[bTed Kooser[/b] is a master of metaphor, a poet who deftly connects disparate elements of the world and communicates with absolute precision. Critics call him a "haiku-like imagist" and his poems have been compared to Chekov's short stories. In Delights and Shadows, Kooser draws inspiration from the overlooked details of daily life. Quotidian objects like a pegboard, creamed corn and a forgotten salesman's trophy help reveal the remarkable in what before was a merely ordinary world.
Ted Kooser is the author of eight collections of poems and a prose memoir. He lives on a small farm in rural Nebraska.
Pulitzer Prize for Poetry (2005)
— but when my grandmother snapped its switch each evening to tune in the news, it opened the tiny Japanese fan of its dial and light spilled over her fingers, swollen and stiff. And in near darkness my sister and I, shushed into silence, and Grandmother, rubbing and kneading the pain from her hands, sat there at the rear of the action, a patrol in the weak yellow glow from the war. 30 The Necktie His hands fluttered like birds, each with a fancy silk ribbon to weave into their nest, as he
streaks, like a shell exploding, but that is behind him. With stiff, bony shoulders he mows his way into the colors of summer. 50 Turkey Vultures Circling above us, their wing-tips fanned like fingers, it is as if they are smoothing one of those tissue-paper sewing patterns over the pale blue fabric of the air, touching the heavens with leisurely pleasure, just a word or two called back and forth, taking all the time in the world, even though the sun is low and red in the west, and they have
that holds back the universe, that takes off some of the pressure, keeping the weight of the unknown from breaking through and washing us all down the valley. Because of this small tube, through which a cold light rushes from the bottom of time, the depth of the stars stays always constant and we are able to sleep, at least for now, beneath the straining wall of darkness. 62 A Box of Pastels I once held on my knees a simple wooden box in which a rainbow lay dusty and broken. It was a set of
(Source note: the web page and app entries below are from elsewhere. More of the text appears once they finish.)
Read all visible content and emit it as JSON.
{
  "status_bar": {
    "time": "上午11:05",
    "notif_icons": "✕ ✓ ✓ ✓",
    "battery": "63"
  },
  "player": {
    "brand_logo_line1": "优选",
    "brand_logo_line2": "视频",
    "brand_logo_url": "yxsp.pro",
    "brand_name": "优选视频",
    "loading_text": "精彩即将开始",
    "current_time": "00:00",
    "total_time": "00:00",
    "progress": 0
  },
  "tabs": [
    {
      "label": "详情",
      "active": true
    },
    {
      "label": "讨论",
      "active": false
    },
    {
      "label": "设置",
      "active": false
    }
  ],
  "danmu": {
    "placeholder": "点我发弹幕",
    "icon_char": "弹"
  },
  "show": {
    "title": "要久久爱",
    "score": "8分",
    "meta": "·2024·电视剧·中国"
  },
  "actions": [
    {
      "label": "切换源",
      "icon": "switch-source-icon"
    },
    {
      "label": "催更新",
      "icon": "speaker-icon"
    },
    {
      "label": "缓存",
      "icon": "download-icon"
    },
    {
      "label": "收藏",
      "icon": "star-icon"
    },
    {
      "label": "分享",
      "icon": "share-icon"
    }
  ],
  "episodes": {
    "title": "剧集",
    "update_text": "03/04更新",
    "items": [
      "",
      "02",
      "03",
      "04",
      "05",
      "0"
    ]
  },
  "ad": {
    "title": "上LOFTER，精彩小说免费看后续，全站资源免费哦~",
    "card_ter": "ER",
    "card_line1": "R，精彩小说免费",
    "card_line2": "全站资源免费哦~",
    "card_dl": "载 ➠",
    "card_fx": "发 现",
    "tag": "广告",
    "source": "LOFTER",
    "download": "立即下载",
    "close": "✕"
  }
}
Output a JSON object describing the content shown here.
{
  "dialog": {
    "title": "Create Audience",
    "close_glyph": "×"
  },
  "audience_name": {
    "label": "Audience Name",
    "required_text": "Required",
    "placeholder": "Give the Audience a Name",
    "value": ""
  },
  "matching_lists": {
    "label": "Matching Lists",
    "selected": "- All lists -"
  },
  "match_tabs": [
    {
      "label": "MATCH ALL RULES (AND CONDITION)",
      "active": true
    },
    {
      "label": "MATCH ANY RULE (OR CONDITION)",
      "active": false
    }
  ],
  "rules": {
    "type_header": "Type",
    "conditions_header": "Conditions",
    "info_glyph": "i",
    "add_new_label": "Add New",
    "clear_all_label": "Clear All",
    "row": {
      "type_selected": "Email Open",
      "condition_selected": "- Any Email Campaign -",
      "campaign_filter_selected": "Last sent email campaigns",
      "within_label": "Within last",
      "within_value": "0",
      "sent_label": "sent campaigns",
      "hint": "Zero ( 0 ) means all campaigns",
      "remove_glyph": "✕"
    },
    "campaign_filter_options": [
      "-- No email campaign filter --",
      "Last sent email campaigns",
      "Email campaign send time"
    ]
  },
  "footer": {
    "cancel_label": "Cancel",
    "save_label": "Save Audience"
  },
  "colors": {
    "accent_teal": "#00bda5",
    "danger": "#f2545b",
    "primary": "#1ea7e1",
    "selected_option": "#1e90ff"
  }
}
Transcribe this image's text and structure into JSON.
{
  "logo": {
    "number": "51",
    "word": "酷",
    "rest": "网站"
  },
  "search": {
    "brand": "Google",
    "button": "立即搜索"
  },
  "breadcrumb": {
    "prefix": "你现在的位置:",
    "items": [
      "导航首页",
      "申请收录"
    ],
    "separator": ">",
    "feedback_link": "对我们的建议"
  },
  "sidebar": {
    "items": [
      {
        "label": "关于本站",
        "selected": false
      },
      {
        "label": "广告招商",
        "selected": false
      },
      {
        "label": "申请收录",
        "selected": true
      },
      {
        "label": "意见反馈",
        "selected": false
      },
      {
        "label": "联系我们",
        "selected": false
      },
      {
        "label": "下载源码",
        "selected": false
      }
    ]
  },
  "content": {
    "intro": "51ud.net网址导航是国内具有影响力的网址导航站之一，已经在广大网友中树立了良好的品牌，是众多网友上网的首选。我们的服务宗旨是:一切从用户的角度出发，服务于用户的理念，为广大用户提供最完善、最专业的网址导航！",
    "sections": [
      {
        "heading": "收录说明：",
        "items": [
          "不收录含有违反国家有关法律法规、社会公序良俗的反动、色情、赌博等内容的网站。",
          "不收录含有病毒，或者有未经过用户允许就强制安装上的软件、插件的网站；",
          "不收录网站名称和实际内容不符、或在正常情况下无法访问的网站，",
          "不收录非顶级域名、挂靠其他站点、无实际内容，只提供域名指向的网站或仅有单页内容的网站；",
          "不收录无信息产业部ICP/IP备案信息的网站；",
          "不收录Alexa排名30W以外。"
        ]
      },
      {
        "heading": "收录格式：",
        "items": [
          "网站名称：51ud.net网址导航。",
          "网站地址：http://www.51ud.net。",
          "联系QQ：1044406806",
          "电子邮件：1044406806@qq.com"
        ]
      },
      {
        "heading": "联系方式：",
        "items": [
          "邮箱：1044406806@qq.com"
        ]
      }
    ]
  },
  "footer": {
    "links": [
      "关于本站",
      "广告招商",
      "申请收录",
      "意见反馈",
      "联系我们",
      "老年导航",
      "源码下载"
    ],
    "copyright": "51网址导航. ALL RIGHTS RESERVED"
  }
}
Lilacs Through early April cold, these thin gray horses have come near the house as to a fence, and lean there hungry for summer, nodding their heads with a nickering of twigs. Their long legs are dusty from standing for months in winter’s stall, and their eyes are like a cloudy sky seen through bare branches. They are waiting for May to come up from the barn with her overalls pockets stuffed with the fodder of green. In a month they will be slow and heavy, their little snorts so sweet you’ll
encouragement. How patient she is in the crisp white sails of her clothes. The sick woman peers from under her funny knit cap to watch each foot swing scuffing forward and take its turn under her weight. There is no restlessness or impatience or anger anywhere in sight. Grace fills the clean mold of this moment and all the shuffling magazines grow still. 7 Student The green shell of his backpack makes him lean into wave after wave of responsibility, and he swings his stiff arms and cupped